Mur Lafferty – It’s ok to suck. After speaking with Tom, I decided to do Nanowrimo in 2009 and get into some fiction. I’ve been listening to Mur’s I should be writing podcast for a while and asked her on to the show to discuss one of her mantras which is “it’s ok to suck”. Basically your first draft is going to be bad. This is also said by Anne Lamott in Bird by Bird “shitty first drafts”. IT’S OK! This released me from more fear and I wrote 20,000 words of crap during Nanowrimo BUT that turned into the seed idea for Pentecost which has now sold over 7500 copies and is still in the Amazon bestseller lists for Action-Adventure and Religious Fiction. I am now 20,000 words into Prophecy and I see myself as a fiction writer. This is a HUGE turnaround for me. HUGE. I mean my life has changed and I am thrilled and overjoyed to be here! Here's the podcast with Mur Lafferty.
Gideon Shalwick on using video for book promotion. This interview finally changed my view on video and I had been teetering for a while. I took Gideon’s advice and got heavily into video and now I make them every week. I rank on the first page of Google for the search term “thriller novel” in text and in video. I’ve had nearly 50,000 views of my videos on YouTube and it continues to be a traffic source for me. I personally prefer audio to video and I hardly ever watch videos myself, but it's a great way to reach new people and VERY few authors are doing video right now so it's another way to stand out in a crowded market. Here's the interview with Gideon Shalwick.

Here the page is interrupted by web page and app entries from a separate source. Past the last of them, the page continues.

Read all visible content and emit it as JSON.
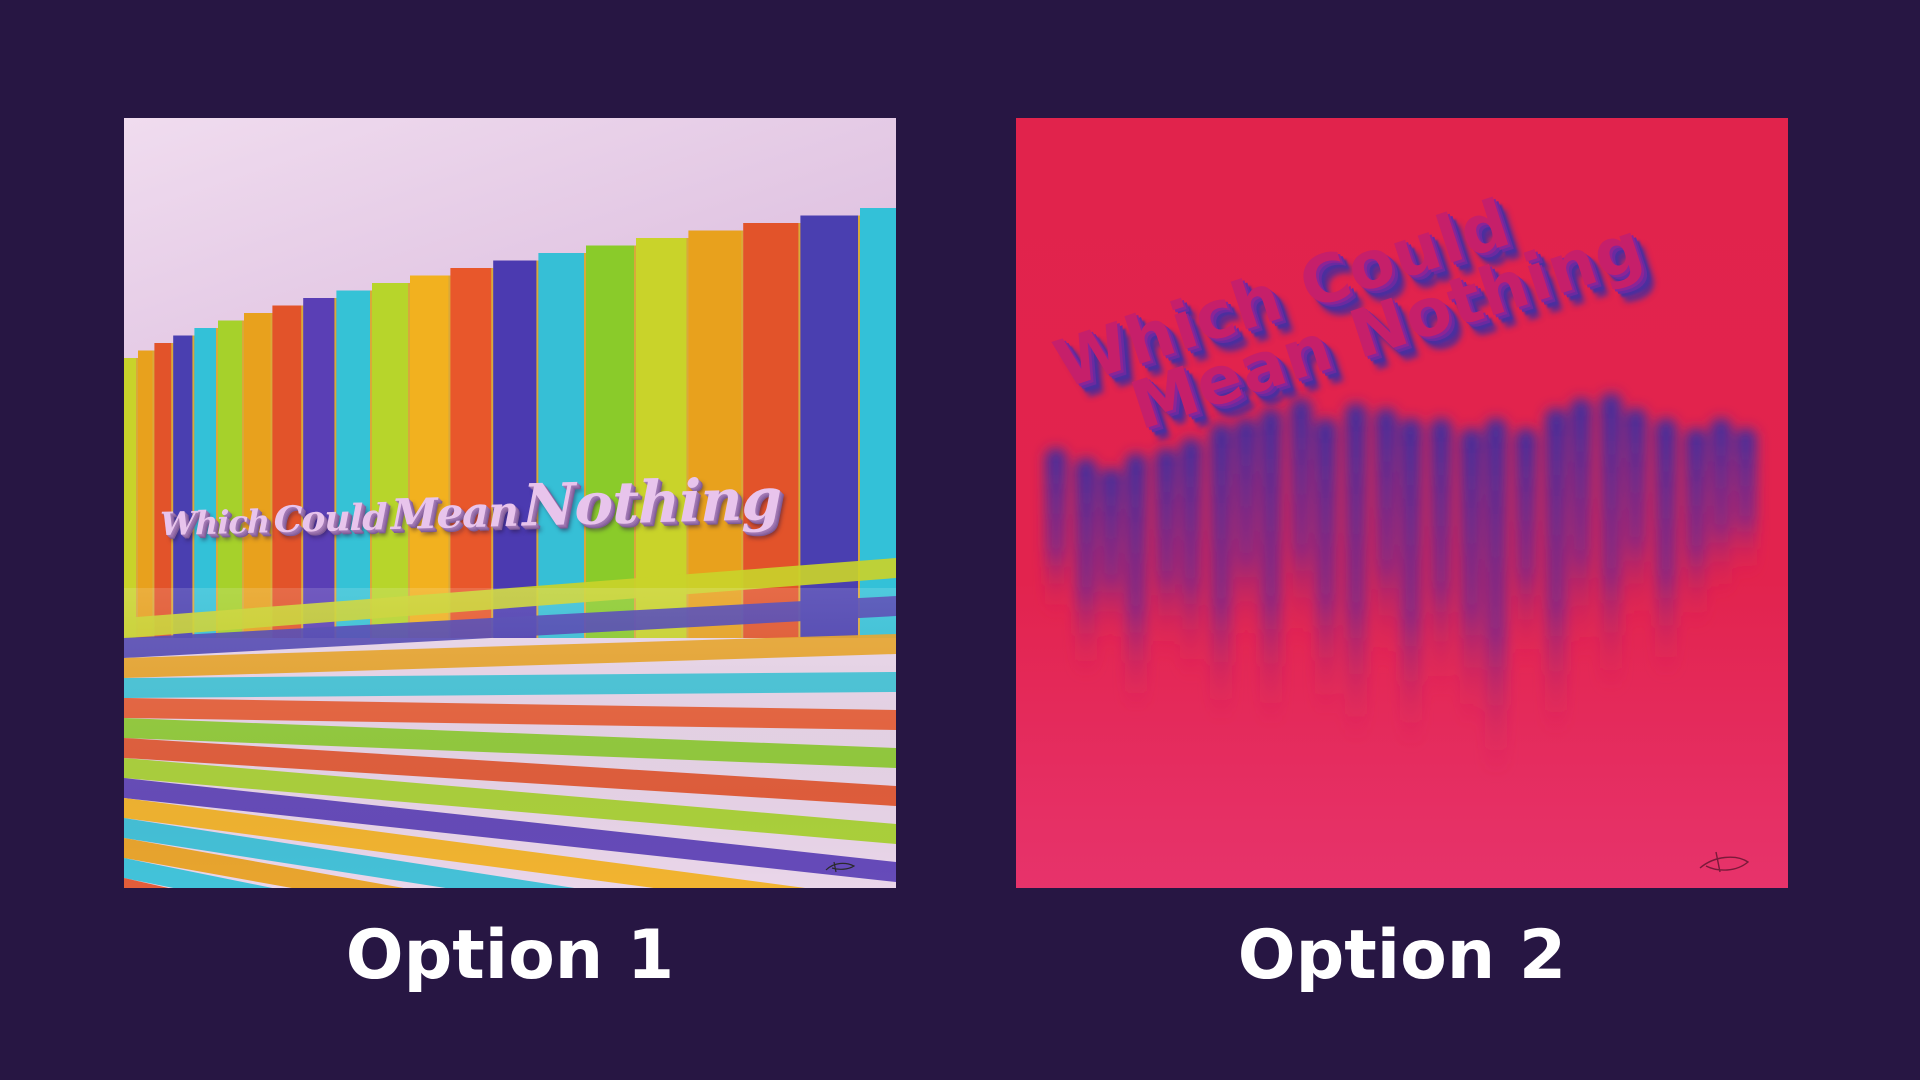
{
  "options": [
    {
      "caption": "Option 1",
      "art_title": [
        "Which",
        "Could",
        "Mean",
        "Nothing"
      ]
    },
    {
      "caption": "Option 2",
      "art_title_lines": [
        "Which Could",
        "Mean Nothing"
      ]
    }
  ],
  "colors": {
    "background": "#271643",
    "caption_text": "#ffffff",
    "option2_base": "#e1234c",
    "option2_drip": "#3b2fa0"
  }
}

Scott Sigler on being a NYT bestselling author. I learned that successful authors work bloody hard. Scott is a machine, writing every day, podcasting his novels, networking, promoting and basically getting out there. He is a businessman as well as a great author. I seriously recommend his books , his latest Ancestor is a kind of Jurassic Park/ genetic engineering style thriller. I also learned that writing is a long term career, you’ve got to keep writing. Here's the interview with Scott Sigler.
Clare Edwards on accepting criticism, being an introvert and resilience. This really helped me at a time of burnout. I have a day job and at the time I was working VERY hard and was exhausted, plus I have tried to keep the momentum with the blog, podcast, videos etc and trying to write the novel – my confidence was low and I needed the help. This podcast helped me reassess my own life and get back on track. We all need help and I am lucky to have built a great network of people who I can trust and talk to. Here's the interview with Clare Edwards.
There have been many, many more amazing podcasts and a big thank you to all my guests and also my listeners. I look forward to the next 100 podcasts!
I would love to hear from you. I don’t get much mail from podcast listeners so I send these out into the ether and hope you enjoy them.
If you do have something to share please email me: joanna AT TheCreativePenn.com or leave a comment as I would love to know which episodes you enjoyed and which ones you learned from, or what else you would like to hear on the show.
If you haven't yet, you can subscribe to The Creative Penn podcast in iTunes by clicking here.